[Page and application data records]
+++
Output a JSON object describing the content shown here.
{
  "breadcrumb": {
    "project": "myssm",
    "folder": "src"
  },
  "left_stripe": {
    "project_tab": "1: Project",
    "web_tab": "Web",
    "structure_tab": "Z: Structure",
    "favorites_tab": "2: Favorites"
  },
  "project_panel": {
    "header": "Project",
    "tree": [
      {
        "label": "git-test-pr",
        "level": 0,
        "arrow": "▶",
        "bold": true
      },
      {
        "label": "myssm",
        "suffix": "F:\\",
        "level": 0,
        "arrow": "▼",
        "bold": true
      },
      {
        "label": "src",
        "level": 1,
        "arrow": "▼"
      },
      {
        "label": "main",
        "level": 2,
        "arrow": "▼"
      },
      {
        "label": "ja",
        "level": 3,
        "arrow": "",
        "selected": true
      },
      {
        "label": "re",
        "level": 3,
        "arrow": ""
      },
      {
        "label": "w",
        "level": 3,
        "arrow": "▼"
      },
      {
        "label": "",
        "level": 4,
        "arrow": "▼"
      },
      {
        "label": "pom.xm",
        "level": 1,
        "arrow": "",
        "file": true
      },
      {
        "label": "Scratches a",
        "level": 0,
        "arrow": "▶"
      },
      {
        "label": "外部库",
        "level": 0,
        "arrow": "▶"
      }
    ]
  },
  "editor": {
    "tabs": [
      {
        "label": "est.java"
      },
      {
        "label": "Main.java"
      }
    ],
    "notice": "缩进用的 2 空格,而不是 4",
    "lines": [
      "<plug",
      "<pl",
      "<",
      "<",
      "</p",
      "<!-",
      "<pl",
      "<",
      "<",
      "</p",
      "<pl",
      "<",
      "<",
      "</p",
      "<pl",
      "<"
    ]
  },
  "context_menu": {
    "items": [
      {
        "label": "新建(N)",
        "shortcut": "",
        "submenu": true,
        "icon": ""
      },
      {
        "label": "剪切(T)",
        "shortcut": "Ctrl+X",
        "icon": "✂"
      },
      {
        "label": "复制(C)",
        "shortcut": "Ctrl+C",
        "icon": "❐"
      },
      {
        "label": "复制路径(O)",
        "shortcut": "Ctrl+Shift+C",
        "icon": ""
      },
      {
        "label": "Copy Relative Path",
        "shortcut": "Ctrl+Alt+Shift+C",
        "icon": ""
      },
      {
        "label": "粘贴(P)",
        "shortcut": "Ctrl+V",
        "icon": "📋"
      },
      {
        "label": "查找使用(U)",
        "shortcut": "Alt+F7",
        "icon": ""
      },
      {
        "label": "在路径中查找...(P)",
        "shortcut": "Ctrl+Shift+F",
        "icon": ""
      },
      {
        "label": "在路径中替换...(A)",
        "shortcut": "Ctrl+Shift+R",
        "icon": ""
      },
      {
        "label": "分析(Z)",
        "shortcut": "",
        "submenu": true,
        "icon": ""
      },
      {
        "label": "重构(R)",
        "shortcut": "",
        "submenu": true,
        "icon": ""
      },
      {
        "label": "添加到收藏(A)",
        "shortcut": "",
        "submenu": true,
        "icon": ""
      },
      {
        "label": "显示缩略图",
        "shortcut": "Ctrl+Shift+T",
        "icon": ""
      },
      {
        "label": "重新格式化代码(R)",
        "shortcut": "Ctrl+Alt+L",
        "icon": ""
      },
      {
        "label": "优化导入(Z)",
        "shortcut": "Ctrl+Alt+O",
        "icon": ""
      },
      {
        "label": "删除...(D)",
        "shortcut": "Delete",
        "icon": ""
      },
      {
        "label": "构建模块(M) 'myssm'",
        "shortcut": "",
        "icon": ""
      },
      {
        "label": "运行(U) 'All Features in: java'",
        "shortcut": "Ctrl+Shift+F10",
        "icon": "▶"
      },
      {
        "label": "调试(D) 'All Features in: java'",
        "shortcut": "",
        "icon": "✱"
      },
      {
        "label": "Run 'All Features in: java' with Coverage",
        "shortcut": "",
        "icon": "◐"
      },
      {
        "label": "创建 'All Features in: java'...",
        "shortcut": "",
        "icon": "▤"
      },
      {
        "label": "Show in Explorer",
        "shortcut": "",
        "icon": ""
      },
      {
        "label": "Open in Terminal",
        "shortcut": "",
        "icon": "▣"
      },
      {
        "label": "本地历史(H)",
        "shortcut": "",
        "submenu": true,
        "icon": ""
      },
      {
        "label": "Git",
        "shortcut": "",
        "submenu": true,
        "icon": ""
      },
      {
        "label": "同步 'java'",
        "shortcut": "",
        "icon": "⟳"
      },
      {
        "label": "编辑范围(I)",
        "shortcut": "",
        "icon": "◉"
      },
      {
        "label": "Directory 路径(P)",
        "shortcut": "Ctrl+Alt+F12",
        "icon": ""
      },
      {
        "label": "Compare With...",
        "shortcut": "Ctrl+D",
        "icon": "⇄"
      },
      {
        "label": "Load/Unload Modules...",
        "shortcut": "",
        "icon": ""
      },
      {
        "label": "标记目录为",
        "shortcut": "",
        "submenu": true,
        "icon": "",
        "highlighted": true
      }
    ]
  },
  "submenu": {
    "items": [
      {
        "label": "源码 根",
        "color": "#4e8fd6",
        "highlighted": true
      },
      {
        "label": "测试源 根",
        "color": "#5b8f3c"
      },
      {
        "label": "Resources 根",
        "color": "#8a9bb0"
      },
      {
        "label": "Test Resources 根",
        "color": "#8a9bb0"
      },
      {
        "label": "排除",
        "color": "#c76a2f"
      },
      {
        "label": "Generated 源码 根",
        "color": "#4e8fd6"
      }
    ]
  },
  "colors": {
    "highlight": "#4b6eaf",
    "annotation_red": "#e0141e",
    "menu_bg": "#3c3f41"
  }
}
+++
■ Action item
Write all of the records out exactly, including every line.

■ Answer to this problem
Output a JSON object describing the content shown here.
{
  "breadcrumb": {
    "project": "myssm",
    "folder": "src"
  },
  "left_stripe": {
    "project_tab": "1: Project",
    "web_tab": "Web",
    "structure_tab": "Z: Structure",
    "favorites_tab": "2: Favorites"
  },
  "project_panel": {
    "header": "Project",
    "tree": [
      {
        "label": "git-test-pr",
        "level": 0,
        "arrow": "▶",
        "bold": true
      },
      {
        "label": "myssm",
        "suffix": "F:\\",
        "level": 0,
        "arrow": "▼",
        "bold": true
      },
      {
        "label": "src",
        "level": 1,
        "arrow": "▼"
      },
      {
        "label": "main",
        "level": 2,
        "arrow": "▼"
      },
      {
        "label": "ja",
        "level": 3,
        "arrow": "",
        "selected": true
      },
      {
        "label": "re",
        "level": 3,
        "arrow": ""
      },
      {
        "label": "w",
        "level": 3,
        "arrow": "▼"
      },
      {
        "label": "",
        "level": 4,
        "arrow": "▼"
      },
      {
        "label": "pom.xm",
        "level": 1,
        "arrow": "",
        "file": true
      },
      {
        "label": "Scratches a",
        "level": 0,
        "arrow": "▶"
      },
      {
        "label": "外部库",
        "level": 0,
        "arrow": "▶"
      }
    ]
  },
  "editor": {
    "tabs": [
      {
        "label": "est.java"
      },
      {
        "label": "Main.java"
      }
    ],
    "notice": "缩进用的 2 空格,而不是 4",
    "lines": [
      "<plug",
      "<pl",
      "<",
      "<",
      "</p",
      "<!-",
      "<pl",
      "<",
      "<",
      "</p",
      "<pl",
      "<",
      "<",
      "</p",
      "<pl",
      "<"
    ]
  },
  "context_menu": {
    "items": [
      {
        "label": "新建(N)",
        "shortcut": "",
        "submenu": true,
        "icon": ""
      },
      {
        "label": "剪切(T)",
        "shortcut": "Ctrl+X",
        "icon": "✂"
      },
      {
        "label": "复制(C)",
        "shortcut": "Ctrl+C",
        "icon": "❐"
      },
      {
        "label": "复制路径(O)",
        "shortcut": "Ctrl+Shift+C",
        "icon": ""
      },
      {
        "label": "Copy Relative Path",
        "shortcut": "Ctrl+Alt+Shift+C",
        "icon": ""
      },
      {
        "label": "粘贴(P)",
        "shortcut": "Ctrl+V",
        "icon": "📋"
      },
      {
        "label": "查找使用(U)",
        "shortcut": "Alt+F7",
        "icon": ""
      },
      {
        "label": "在路径中查找...(P)",
        "shortcut": "Ctrl+Shift+F",
        "icon": ""
      },
      {
        "label": "在路径中替换...(A)",
        "shortcut": "Ctrl+Shift+R",
        "icon": ""
      },
      {
        "label": "分析(Z)",
        "shortcut": "",
        "submenu": true,
        "icon": ""
      },
      {
        "label": "重构(R)",
        "shortcut": "",
        "submenu": true,
        "icon": ""
      },
      {
        "label": "添加到收藏(A)",
        "shortcut": "",
        "submenu": true,
        "icon": ""
      },
      {
        "label": "显示缩略图",
        "shortcut": "Ctrl+Shift+T",
        "icon": ""
      },
      {
        "label": "重新格式化代码(R)",
        "shortcut": "Ctrl+Alt+L",
        "icon": ""
      },
      {
        "label": "优化导入(Z)",
        "shortcut": "Ctrl+Alt+O",
        "icon": ""
      },
      {
        "label": "删除...(D)",
        "shortcut": "Delete",
        "icon": ""
      },
      {
        "label": "构建模块(M) 'myssm'",
        "shortcut": "",
        "icon": ""
      },
      {
        "label": "运行(U) 'All Features in: java'",
        "shortcut": "Ctrl+Shift+F10",
        "icon": "▶"
      },
      {
        "label": "调试(D) 'All Features in: java'",
        "shortcut": "",
        "icon": "✱"
      },
      {
        "label": "Run 'All Features in: java' with Coverage",
        "shortcut": "",
        "icon": "◐"
      },
      {
        "label": "创建 'All Features in: java'...",
        "shortcut": "",
        "icon": "▤"
      },
      {
        "label": "Show in Explorer",
        "shortcut": "",
        "icon": ""
      },
      {
        "label": "Open in Terminal",
        "shortcut": "",
        "icon": "▣"
      },
      {
        "label": "本地历史(H)",
        "shortcut": "",
        "submenu": true,
        "icon": ""
      },
      {
        "label": "Git",
        "shortcut": "",
        "submenu": true,
        "icon": ""
      },
      {
        "label": "同步 'java'",
        "shortcut": "",
        "icon": "⟳"
      },
      {
        "label": "编辑范围(I)",
        "shortcut": "",
        "icon": "◉"
      },
      {
        "label": "Directory 路径(P)",
        "shortcut": "Ctrl+Alt+F12",
        "icon": ""
      },
      {
        "label": "Compare With...",
        "shortcut": "Ctrl+D",
        "icon": "⇄"
      },
      {
        "label": "Load/Unload Modules...",
        "shortcut": "",
        "icon": ""
      },
      {
        "label": "标记目录为",
        "shortcut": "",
        "submenu": true,
        "icon": "",
        "highlighted": true
      }
    ]
  },
  "submenu": {
    "items": [
      {
        "label": "源码 根",
        "color": "#4e8fd6",
        "highlighted": true
      },
      {
        "label": "测试源 根",
        "color": "#5b8f3c"
      },
      {
        "label": "Resources 根",
        "color": "#8a9bb0"
      },
      {
        "label": "Test Resources 根",
        "color": "#8a9bb0"
      },
      {
        "label": "排除",
        "color": "#c76a2f"
      },
      {
        "label": "Generated 源码 根",
        "color": "#4e8fd6"
      }
    ]
  },
  "colors": {
    "highlight": "#4b6eaf",
    "annotation_red": "#e0141e",
    "menu_bg": "#3c3f41"
  }
}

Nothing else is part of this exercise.